Black Pepper is a spice commonly used in many areas of the world for flavor. Through its active component Piperine, Black Pepper is able to modify supplement and drug metabolism. A process in the liver called glucuronidation, which attaches a molecule (glucuronide) to drugs to signal for their urinary excretion, is inhibited with piperine. This process prevents excessive levels of drugs and supplements in the body, but sometimes inhibits all uptake and renders some supplements useless. In the scenario of piperine ingestion, excretion of supplements is hindered and certain drugs and supplements can bypass this regulatory stage (as not all are subject to it). This is good in some cases, as Piperine is required to give curcumin to the extremities rather than it getting consumed by glucuronidation in the liver. However, in some other cases it can lead to elevated levels of certain drugs in the blood. Again, elevated could be good or bad depending on context; regardless, caution should be taken when approaching this compound.

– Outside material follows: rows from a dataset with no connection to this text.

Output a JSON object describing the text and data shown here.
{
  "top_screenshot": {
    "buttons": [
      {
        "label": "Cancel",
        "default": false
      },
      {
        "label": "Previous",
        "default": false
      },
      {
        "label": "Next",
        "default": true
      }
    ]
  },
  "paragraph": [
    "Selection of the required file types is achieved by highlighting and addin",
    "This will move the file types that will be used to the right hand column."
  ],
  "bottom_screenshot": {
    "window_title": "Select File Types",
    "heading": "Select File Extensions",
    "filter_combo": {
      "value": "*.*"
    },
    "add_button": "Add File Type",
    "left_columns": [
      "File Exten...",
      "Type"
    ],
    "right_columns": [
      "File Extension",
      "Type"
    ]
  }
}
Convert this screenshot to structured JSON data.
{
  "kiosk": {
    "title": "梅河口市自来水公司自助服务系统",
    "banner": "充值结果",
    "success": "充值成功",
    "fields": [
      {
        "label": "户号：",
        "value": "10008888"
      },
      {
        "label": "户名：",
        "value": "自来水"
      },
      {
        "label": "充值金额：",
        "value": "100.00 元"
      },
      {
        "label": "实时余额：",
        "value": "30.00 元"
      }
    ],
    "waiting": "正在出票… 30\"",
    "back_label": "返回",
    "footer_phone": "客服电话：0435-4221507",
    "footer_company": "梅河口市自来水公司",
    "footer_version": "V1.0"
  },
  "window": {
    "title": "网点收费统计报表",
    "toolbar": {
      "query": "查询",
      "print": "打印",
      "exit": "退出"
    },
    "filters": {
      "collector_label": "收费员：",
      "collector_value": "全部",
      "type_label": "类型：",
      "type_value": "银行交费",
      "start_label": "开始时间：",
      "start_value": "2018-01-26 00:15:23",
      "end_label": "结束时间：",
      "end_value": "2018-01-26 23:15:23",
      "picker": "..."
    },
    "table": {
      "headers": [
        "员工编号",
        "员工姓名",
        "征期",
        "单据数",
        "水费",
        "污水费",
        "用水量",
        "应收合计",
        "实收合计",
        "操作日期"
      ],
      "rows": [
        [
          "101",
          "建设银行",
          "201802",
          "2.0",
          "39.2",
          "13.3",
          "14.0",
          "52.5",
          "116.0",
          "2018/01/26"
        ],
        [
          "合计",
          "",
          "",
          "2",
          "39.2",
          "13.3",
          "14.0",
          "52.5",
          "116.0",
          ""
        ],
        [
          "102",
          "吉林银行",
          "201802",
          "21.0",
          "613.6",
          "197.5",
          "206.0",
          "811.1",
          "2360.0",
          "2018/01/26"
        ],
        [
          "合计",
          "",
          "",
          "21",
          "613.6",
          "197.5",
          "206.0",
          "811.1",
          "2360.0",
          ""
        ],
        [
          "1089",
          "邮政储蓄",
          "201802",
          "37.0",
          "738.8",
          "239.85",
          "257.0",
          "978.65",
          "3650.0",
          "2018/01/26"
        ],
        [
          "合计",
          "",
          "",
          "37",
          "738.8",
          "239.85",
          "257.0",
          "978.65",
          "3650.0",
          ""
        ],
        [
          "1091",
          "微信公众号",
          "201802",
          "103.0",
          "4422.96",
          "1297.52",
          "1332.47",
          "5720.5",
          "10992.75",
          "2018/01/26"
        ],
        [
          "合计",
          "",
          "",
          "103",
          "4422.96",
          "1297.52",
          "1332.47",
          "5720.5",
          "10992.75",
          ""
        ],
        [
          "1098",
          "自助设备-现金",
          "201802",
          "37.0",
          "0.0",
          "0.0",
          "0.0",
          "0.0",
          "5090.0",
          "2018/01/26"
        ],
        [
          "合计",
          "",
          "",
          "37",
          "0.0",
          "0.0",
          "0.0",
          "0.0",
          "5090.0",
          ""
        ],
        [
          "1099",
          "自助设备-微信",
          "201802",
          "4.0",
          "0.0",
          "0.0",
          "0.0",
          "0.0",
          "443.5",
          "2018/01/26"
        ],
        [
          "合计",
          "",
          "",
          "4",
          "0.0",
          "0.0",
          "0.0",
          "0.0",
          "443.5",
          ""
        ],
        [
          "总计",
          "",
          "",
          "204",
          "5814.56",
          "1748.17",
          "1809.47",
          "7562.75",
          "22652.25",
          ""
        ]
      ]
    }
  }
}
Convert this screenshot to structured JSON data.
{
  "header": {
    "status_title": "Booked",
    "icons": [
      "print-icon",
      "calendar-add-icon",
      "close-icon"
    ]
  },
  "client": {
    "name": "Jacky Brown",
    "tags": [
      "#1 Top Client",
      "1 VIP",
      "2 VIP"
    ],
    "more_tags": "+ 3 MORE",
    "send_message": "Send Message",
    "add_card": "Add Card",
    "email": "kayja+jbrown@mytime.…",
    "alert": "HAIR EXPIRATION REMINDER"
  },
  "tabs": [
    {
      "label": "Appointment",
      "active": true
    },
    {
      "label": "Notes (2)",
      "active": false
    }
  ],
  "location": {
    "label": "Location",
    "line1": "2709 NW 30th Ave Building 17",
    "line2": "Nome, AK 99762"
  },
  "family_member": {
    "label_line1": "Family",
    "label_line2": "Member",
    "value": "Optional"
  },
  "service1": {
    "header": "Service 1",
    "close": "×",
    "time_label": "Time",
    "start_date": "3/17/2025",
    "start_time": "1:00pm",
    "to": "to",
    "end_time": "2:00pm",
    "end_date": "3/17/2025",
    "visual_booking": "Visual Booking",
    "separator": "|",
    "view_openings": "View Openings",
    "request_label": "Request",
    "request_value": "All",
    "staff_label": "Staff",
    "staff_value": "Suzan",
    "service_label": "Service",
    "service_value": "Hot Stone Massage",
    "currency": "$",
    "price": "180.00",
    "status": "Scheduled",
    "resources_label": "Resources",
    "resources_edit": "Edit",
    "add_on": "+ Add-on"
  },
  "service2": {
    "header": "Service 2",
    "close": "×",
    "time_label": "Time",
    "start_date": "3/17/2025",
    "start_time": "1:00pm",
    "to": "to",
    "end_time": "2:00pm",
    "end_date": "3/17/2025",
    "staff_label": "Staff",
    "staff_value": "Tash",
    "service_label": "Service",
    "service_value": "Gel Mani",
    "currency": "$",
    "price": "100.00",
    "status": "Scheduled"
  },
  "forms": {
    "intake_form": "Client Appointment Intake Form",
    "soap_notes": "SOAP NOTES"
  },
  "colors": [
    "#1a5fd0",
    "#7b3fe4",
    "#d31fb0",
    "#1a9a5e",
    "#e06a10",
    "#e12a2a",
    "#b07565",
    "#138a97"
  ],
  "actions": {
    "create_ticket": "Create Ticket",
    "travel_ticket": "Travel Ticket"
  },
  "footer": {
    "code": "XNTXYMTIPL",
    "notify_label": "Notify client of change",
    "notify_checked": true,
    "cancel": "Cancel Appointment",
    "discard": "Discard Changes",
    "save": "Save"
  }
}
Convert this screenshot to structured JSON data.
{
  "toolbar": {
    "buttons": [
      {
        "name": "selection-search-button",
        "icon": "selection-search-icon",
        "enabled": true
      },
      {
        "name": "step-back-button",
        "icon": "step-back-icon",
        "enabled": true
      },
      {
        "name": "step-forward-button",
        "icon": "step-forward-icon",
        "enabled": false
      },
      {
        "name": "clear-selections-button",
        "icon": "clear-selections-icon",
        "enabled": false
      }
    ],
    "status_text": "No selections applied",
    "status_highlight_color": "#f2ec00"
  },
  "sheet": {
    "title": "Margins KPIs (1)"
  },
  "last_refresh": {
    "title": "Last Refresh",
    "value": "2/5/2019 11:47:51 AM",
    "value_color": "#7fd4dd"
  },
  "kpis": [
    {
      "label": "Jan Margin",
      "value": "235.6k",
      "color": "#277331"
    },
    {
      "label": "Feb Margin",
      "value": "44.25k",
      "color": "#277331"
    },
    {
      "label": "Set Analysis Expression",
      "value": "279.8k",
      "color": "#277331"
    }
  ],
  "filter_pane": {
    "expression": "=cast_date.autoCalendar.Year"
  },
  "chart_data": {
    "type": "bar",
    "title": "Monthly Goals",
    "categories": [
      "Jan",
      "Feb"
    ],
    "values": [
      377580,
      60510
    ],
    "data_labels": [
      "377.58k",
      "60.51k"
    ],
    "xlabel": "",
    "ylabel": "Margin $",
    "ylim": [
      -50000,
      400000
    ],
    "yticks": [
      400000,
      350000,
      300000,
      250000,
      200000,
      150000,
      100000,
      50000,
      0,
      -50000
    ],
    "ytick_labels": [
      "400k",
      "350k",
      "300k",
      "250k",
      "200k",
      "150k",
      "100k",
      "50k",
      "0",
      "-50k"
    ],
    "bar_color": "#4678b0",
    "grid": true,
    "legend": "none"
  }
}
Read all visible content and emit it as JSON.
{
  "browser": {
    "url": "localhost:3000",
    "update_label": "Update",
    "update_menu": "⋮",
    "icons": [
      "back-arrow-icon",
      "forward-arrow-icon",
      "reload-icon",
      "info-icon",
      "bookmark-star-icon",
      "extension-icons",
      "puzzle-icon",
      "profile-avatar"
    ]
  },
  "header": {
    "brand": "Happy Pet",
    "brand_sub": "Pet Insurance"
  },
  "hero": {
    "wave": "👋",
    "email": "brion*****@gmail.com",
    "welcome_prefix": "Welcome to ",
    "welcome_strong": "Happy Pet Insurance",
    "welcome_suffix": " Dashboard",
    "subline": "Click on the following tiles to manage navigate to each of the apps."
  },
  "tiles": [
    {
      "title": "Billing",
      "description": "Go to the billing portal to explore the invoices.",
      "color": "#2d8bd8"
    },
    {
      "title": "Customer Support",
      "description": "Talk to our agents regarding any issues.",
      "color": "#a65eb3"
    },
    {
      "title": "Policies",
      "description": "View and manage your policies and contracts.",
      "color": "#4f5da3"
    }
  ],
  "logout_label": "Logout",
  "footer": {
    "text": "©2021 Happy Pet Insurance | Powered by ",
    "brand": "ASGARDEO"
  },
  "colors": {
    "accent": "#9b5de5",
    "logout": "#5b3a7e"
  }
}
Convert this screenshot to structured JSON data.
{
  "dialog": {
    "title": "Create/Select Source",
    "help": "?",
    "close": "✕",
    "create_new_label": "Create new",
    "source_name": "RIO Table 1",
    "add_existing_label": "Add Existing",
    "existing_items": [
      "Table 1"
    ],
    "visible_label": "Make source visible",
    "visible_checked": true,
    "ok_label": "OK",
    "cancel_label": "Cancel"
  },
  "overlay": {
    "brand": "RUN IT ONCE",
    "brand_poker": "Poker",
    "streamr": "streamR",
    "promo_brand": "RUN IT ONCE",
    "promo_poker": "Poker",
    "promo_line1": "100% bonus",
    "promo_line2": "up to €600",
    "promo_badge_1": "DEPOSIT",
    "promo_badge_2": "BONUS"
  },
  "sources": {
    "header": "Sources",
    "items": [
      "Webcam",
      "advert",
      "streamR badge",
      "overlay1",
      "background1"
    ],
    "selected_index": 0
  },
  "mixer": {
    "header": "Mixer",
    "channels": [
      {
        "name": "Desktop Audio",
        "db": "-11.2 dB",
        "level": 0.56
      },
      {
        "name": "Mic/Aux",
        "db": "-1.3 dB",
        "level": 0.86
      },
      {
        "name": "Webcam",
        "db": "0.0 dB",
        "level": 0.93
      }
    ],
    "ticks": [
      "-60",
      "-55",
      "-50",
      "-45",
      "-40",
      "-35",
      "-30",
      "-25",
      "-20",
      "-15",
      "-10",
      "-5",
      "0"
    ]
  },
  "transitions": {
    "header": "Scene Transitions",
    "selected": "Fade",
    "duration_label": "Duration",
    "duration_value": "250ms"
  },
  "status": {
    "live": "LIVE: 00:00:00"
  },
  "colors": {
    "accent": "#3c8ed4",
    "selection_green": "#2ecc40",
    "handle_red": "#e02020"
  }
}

|Is a Form Of||Spice|
|Primary Function||General Health|
|Also Known As||Piper Nigrum, Piperaceae, Piperine|
|Do Not Confuse With||Red Pepper, Capsaicinoids|
|Goes Well With||(Note: Synergistic in this sense means that the inhibition of glucuronidation results in an effect which is typically seen as favorable)
• Green Tea Catechins
The usage of black pepper extract for the purpose of enhancing the absorption of other supplements that are glucuronidated (for example, curcumin) tends to call for 20mg of the bioactive piperine